Painter and draughtsman Josef Herman was born into a working-class Jewish family in Warsaw, Poland in 1911. He studied at Warsaw School of Art and Decoration (1930-31), and first exhibited in his native city in 1932. After experiencing rising anti-Semitism, he left Poland for Brussels in 1938, never to see his family again. He arrived in Glasgow in 1940, where he was reunited with fellow Polish artist Jankel Adler, whom he had known briefly in Warsaw; together they contributed to a vital resurgence of the Scottish arts scene during this period. Herman’s Glasgow work nostalgically evoked his lost Warsaw, drawing strongly on his eastern European Jewish heritage and themes. In 2011 Ben Uri mounted the largest exhibition to date of Herman’s work from this rare period, although the painting Refugees — thought lost for more than 60 years — only came to light in 2014.
In 1943 Herman moved to London, where he exhibited with L S Lowry at the Lefevre galleries before resettling the following year in the Welsh mining village of Ystradgynlais in 1944, where he remained until 1955, giving rise to his best-known body of work, focusing on the Welsh miners and their community. Herman's work was included in the South Bank Festival of Britain Exhibition in 1951, and he exhibited widely including with the émigré art dealers Roland, Browse & Delbanco (1946, 1948, 1952, then regularly until 1975), in London: with Ben Uri (including alongside Martin Bloch in 1949), at the Geffrye Museum (with Henry Moore, 1954), the Whitechapel Art Gallery (1956), the Camden Arts Centre (1980), National Museum of Wales, Cardiff (1989), Abbot Hall, Kendal (2005), and frequently with Flowers and Flowers East Galleries. His work is represented in many collections including London (Tate, V&A), Wales (National Museum), Scotland (Scottish National Gallery of Modern Art); as well as in Australia, Canada, Israel, New Zealand and South Africa. Josef Herman died in London in 2000.

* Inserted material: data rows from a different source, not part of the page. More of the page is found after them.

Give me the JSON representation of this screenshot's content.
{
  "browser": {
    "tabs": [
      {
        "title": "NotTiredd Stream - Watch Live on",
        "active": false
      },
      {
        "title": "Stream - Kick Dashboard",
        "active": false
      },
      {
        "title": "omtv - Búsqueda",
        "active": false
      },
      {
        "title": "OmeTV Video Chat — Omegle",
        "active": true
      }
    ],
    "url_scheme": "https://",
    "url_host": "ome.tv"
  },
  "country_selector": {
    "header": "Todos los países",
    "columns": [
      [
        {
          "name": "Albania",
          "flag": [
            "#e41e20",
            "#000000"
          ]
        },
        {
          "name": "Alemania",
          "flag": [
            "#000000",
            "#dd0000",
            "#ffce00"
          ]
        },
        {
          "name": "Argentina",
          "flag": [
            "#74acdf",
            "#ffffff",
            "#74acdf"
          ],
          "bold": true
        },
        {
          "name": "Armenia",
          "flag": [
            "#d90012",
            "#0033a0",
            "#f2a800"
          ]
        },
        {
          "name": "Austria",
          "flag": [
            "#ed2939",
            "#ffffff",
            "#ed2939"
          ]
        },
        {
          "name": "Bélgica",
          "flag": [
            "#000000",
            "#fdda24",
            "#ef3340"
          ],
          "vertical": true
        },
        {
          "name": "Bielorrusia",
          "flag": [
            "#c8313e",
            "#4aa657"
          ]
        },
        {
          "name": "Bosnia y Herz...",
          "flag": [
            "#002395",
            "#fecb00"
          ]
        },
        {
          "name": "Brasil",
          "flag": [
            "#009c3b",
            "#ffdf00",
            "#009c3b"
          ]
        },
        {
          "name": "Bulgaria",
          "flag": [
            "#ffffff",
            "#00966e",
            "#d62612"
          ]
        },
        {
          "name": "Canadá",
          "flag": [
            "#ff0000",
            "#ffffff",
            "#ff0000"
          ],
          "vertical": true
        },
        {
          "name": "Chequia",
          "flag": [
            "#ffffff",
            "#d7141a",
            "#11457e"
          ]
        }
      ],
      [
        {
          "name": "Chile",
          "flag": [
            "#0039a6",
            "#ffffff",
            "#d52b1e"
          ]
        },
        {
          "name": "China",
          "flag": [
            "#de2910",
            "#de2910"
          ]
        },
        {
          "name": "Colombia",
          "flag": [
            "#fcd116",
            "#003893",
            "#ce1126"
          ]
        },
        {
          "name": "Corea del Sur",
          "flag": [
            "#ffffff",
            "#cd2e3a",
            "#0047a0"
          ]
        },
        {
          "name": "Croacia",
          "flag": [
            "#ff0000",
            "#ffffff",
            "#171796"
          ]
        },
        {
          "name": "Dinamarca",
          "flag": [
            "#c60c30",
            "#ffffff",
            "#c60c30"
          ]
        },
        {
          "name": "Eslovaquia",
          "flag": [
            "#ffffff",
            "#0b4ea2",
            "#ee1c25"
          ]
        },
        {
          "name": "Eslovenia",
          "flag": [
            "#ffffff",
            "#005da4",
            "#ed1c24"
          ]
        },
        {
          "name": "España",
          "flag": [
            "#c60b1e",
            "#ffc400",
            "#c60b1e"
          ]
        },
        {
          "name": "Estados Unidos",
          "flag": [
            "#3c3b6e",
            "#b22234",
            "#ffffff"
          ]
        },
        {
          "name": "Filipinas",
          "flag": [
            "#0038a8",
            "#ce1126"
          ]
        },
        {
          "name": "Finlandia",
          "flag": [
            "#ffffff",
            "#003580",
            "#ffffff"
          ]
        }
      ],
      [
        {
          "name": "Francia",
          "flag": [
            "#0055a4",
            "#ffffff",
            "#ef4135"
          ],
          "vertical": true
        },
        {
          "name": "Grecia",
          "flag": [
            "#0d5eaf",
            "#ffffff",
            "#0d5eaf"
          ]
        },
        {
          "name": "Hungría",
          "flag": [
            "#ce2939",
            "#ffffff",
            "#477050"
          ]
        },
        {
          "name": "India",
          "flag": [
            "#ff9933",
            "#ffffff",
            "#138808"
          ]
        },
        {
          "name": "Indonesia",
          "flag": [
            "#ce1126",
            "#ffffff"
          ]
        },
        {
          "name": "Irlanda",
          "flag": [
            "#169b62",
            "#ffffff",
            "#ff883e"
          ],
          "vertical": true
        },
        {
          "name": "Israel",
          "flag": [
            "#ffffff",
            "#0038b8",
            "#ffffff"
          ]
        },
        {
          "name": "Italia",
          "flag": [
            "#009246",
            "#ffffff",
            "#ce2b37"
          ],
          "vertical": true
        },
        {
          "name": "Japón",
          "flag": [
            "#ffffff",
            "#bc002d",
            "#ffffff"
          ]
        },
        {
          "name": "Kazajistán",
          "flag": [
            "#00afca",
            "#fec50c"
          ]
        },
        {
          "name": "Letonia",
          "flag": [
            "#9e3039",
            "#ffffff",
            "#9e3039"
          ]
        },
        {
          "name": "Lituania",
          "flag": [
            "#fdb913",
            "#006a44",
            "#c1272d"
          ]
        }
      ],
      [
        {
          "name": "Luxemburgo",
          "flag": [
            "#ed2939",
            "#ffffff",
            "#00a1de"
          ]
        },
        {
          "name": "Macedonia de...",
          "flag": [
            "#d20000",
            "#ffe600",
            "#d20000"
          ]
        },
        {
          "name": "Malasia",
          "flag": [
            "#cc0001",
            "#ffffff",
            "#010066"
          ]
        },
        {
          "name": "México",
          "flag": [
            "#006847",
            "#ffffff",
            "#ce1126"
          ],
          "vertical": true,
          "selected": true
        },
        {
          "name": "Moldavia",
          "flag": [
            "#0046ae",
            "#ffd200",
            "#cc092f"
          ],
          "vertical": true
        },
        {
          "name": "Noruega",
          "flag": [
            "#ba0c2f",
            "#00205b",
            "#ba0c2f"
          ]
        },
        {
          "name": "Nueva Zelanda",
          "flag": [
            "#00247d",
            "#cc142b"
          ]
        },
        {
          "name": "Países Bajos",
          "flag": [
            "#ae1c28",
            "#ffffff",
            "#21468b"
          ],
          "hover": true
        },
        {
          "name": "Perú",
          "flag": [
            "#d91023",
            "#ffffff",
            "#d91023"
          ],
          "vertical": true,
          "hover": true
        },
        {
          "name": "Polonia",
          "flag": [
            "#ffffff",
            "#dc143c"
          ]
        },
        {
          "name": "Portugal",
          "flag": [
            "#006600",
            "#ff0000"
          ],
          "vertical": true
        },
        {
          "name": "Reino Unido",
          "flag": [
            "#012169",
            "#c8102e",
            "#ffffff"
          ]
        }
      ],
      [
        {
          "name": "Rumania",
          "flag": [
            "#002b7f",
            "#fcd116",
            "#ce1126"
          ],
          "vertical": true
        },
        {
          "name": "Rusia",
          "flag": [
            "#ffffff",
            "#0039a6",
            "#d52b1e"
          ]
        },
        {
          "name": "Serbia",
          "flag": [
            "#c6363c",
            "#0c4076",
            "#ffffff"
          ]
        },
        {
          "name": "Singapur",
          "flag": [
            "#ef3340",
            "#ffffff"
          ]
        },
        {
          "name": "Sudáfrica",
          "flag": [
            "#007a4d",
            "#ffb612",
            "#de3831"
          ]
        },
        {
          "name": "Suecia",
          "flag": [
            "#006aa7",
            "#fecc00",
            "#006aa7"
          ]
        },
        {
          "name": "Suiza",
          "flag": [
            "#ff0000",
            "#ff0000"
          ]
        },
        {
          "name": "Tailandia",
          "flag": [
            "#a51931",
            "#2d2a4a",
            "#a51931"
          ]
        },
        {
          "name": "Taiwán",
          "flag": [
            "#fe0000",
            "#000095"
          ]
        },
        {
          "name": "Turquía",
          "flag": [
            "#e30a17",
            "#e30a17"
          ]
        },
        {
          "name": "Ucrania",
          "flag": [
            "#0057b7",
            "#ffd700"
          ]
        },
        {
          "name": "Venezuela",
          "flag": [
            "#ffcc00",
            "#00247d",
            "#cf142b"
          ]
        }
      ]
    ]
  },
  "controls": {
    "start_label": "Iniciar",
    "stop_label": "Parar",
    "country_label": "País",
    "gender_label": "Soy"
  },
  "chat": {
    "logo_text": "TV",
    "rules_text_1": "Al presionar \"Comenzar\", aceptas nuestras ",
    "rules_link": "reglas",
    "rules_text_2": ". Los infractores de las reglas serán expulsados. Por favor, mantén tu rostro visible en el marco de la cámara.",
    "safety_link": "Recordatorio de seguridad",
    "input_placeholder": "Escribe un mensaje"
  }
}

The credit lines reflect the ownership of artworks at the time of the original display.